And now for the improvising orchestra!

Toward the end of “Madamina,” Leporello’s aria in the first act of Don Giovanni, I heard a flute trill that isn’t in the score. You can listen to the passage as Mozart wrote it. (I ripped it from the René Jacobs recording, with Lorenzo Regazzo as Leporello.)

Listen for the four long flute notes, just after the music fades in. At City Opera, there was a trill on the last one. Too bad I don’t have a recording with the trill in it, so you can hear the difference. The trill was terrific — wonderfully appropriate, so much so that the passage now sounds empty to me without it.

I double-checked the full score, just to make sure my memory wasn’t playing tricks on me. And afrer I’d verified that, no, Mozart never wrote that trill, I emailed a friend in the City Opera administration, asking how the trill had gotten there.

My friend emailed the conductor, Gary Thor Wedow, whose answer really warmed my heart. I can’t quote him, because he hasn’t authorized that, but I’m told it’s OK to report what he said.

Yes, the trill was improvised, by Bart Feller, City Opera’s principal flute. When he’s not playing, the trill isn’t there. Wedow encouraged people in the orchestra to improvise during their solo bits, and this trill was one result. He also added some slides in the strings, saying that some people might question them (bad taste), but that they’re funny and appropriate, and most of all true to 18th century practice.

In all of this, he was guided by 18th century models, which he clearly knows very well.

So how about that! City Opera returns to the freedom of classical music’s past. All unheralded, under the radar. They could have gone further, but what a great start, and as far as I know, nobody’s talked about this until now.

I’m delighted. It’s the kind of thing I’ve been hoping for, for years. Freedom for classical music.

Let’s do more!

Related
FacebookTwitterRedditEmail

Comments

  1. says

    Very nice! About time that improvisation was brought back into the field even in a rarified form.

    You know, I’m wondering, since the last few pieces you’ve posted about overall declining audiences–and since you mentioned the Jewish audience that was there (even if only at the beginning) if maybe there might not be more people actually going to, say, music performances that just don’t even fit into the model of a ticketed event in an orthodox venue.

    I would suspect, given for example and ethnic audience, might go to far more events than might be measurable just because these things happen to fall off the radar.

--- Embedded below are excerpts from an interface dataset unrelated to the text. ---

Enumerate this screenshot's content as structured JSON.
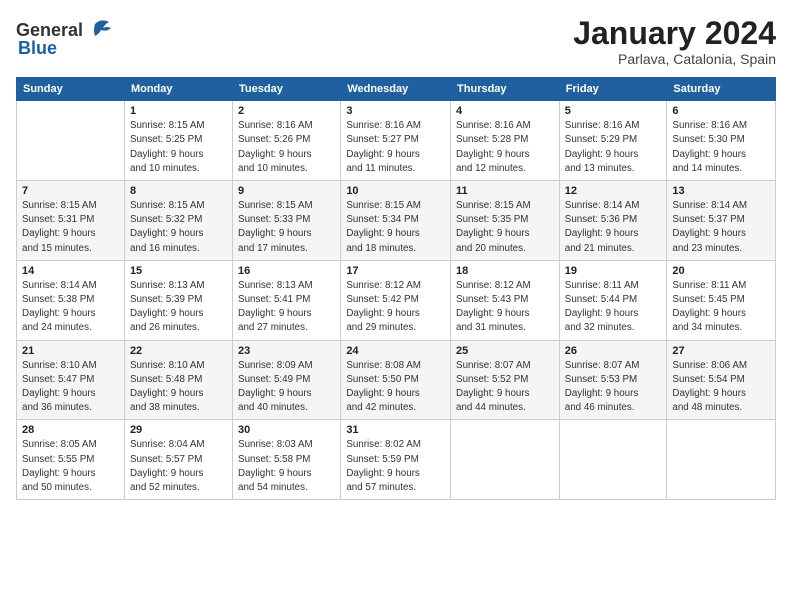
{
  "header": {
    "logo_general": "General",
    "logo_blue": "Blue",
    "title": "January 2024",
    "location": "Parlava, Catalonia, Spain"
  },
  "weekdays": [
    "Sunday",
    "Monday",
    "Tuesday",
    "Wednesday",
    "Thursday",
    "Friday",
    "Saturday"
  ],
  "weeks": [
    [
      {
        "day": "",
        "info": ""
      },
      {
        "day": "1",
        "info": "Sunrise: 8:15 AM\nSunset: 5:25 PM\nDaylight: 9 hours\nand 10 minutes."
      },
      {
        "day": "2",
        "info": "Sunrise: 8:16 AM\nSunset: 5:26 PM\nDaylight: 9 hours\nand 10 minutes."
      },
      {
        "day": "3",
        "info": "Sunrise: 8:16 AM\nSunset: 5:27 PM\nDaylight: 9 hours\nand 11 minutes."
      },
      {
        "day": "4",
        "info": "Sunrise: 8:16 AM\nSunset: 5:28 PM\nDaylight: 9 hours\nand 12 minutes."
      },
      {
        "day": "5",
        "info": "Sunrise: 8:16 AM\nSunset: 5:29 PM\nDaylight: 9 hours\nand 13 minutes."
      },
      {
        "day": "6",
        "info": "Sunrise: 8:16 AM\nSunset: 5:30 PM\nDaylight: 9 hours\nand 14 minutes."
      }
    ],
    [
      {
        "day": "7",
        "info": "Sunrise: 8:15 AM\nSunset: 5:31 PM\nDaylight: 9 hours\nand 15 minutes."
      },
      {
        "day": "8",
        "info": "Sunrise: 8:15 AM\nSunset: 5:32 PM\nDaylight: 9 hours\nand 16 minutes."
      },
      {
        "day": "9",
        "info": "Sunrise: 8:15 AM\nSunset: 5:33 PM\nDaylight: 9 hours\nand 17 minutes."
      },
      {
        "day": "10",
        "info": "Sunrise: 8:15 AM\nSunset: 5:34 PM\nDaylight: 9 hours\nand 18 minutes."
      },
      {
        "day": "11",
        "info": "Sunrise: 8:15 AM\nSunset: 5:35 PM\nDaylight: 9 hours\nand 20 minutes."
      },
      {
        "day": "12",
        "info": "Sunrise: 8:14 AM\nSunset: 5:36 PM\nDaylight: 9 hours\nand 21 minutes."
      },
      {
        "day": "13",
        "info": "Sunrise: 8:14 AM\nSunset: 5:37 PM\nDaylight: 9 hours\nand 23 minutes."
      }
    ],
    [
      {
        "day": "14",
        "info": "Sunrise: 8:14 AM\nSunset: 5:38 PM\nDaylight: 9 hours\nand 24 minutes."
      },
      {
        "day": "15",
        "info": "Sunrise: 8:13 AM\nSunset: 5:39 PM\nDaylight: 9 hours\nand 26 minutes."
      },
      {
        "day": "16",
        "info": "Sunrise: 8:13 AM\nSunset: 5:41 PM\nDaylight: 9 hours\nand 27 minutes."
      },
      {
        "day": "17",
        "info": "Sunrise: 8:12 AM\nSunset: 5:42 PM\nDaylight: 9 hours\nand 29 minutes."
      },
      {
        "day": "18",
        "info": "Sunrise: 8:12 AM\nSunset: 5:43 PM\nDaylight: 9 hours\nand 31 minutes."
      },
      {
        "day": "19",
        "info": "Sunrise: 8:11 AM\nSunset: 5:44 PM\nDaylight: 9 hours\nand 32 minutes."
      },
      {
        "day": "20",
        "info": "Sunrise: 8:11 AM\nSunset: 5:45 PM\nDaylight: 9 hours\nand 34 minutes."
      }
    ],
    [
      {
        "day": "21",
        "info": "Sunrise: 8:10 AM\nSunset: 5:47 PM\nDaylight: 9 hours\nand 36 minutes."
      },
      {
        "day": "22",
        "info": "Sunrise: 8:10 AM\nSunset: 5:48 PM\nDaylight: 9 hours\nand 38 minutes."
      },
      {
        "day": "23",
        "info": "Sunrise: 8:09 AM\nSunset: 5:49 PM\nDaylight: 9 hours\nand 40 minutes."
      },
      {
        "day": "24",
        "info": "Sunrise: 8:08 AM\nSunset: 5:50 PM\nDaylight: 9 hours\nand 42 minutes."
      },
      {
        "day": "25",
        "info": "Sunrise: 8:07 AM\nSunset: 5:52 PM\nDaylight: 9 hours\nand 44 minutes."
      },
      {
        "day": "26",
        "info": "Sunrise: 8:07 AM\nSunset: 5:53 PM\nDaylight: 9 hours\nand 46 minutes."
      },
      {
        "day": "27",
        "info": "Sunrise: 8:06 AM\nSunset: 5:54 PM\nDaylight: 9 hours\nand 48 minutes."
      }
    ],
    [
      {
        "day": "28",
        "info": "Sunrise: 8:05 AM\nSunset: 5:55 PM\nDaylight: 9 hours\nand 50 minutes."
      },
      {
        "day": "29",
        "info": "Sunrise: 8:04 AM\nSunset: 5:57 PM\nDaylight: 9 hours\nand 52 minutes."
      },
      {
        "day": "30",
        "info": "Sunrise: 8:03 AM\nSunset: 5:58 PM\nDaylight: 9 hours\nand 54 minutes."
      },
      {
        "day": "31",
        "info": "Sunrise: 8:02 AM\nSunset: 5:59 PM\nDaylight: 9 hours\nand 57 minutes."
      },
      {
        "day": "",
        "info": ""
      },
      {
        "day": "",
        "info": ""
      },
      {
        "day": "",
        "info": ""
      }
    ]
  ]
}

    I’m also recalling how the ISO brought in Ice T for a reading of Langston Hughes, “Ask Your Mama: Twelve Moods for Jazz” which, from what I understand was attended by a very large African-American audience (I believe I’d heard it sold out, but don’t quote me on that). Also, when Gabriela Lena Frank was composer in residence with the ISO her work with the Orchestra inspired the some departments in the University of Indianapolis to launch a year long Spanish Song Project.

    I think we might be surprised at the number of the growing ethnic populations in the US might be going to concerts, or in many cases, sponsoring their own events that just happen to fly well off the radar because of established venues (both Classical and Pop/Rock) don’t necessarily support, or bring in the types of artists these groups would normally go to see.

    There’s proof that you’re right. In the ’90s, a big classical music institution in NYC did a major survey of its audience and potential audience. They found quite a few people who said they didn’t go to the institution’s performances because they didn’t know about them. And they didn’t know about them because they didn’t read the NY Times. That suggested a potential audience of Times non-readers, and I told a friend at the institution that they might try to develop a joint promotion with the NY Daily News. Whether that was a good idea or not I can’t say, but they never made any moves in that direction.

Leave a Reply

Your email address will not be published. Required fields are marked *

You may use these HTML tags and attributes: <a href="" title=""> <abbr title=""> <acronym title=""> <b> <blockquote cite=""> <cite> <code> <del datetime=""> <em> <i> <q cite=""> <strike> <strong>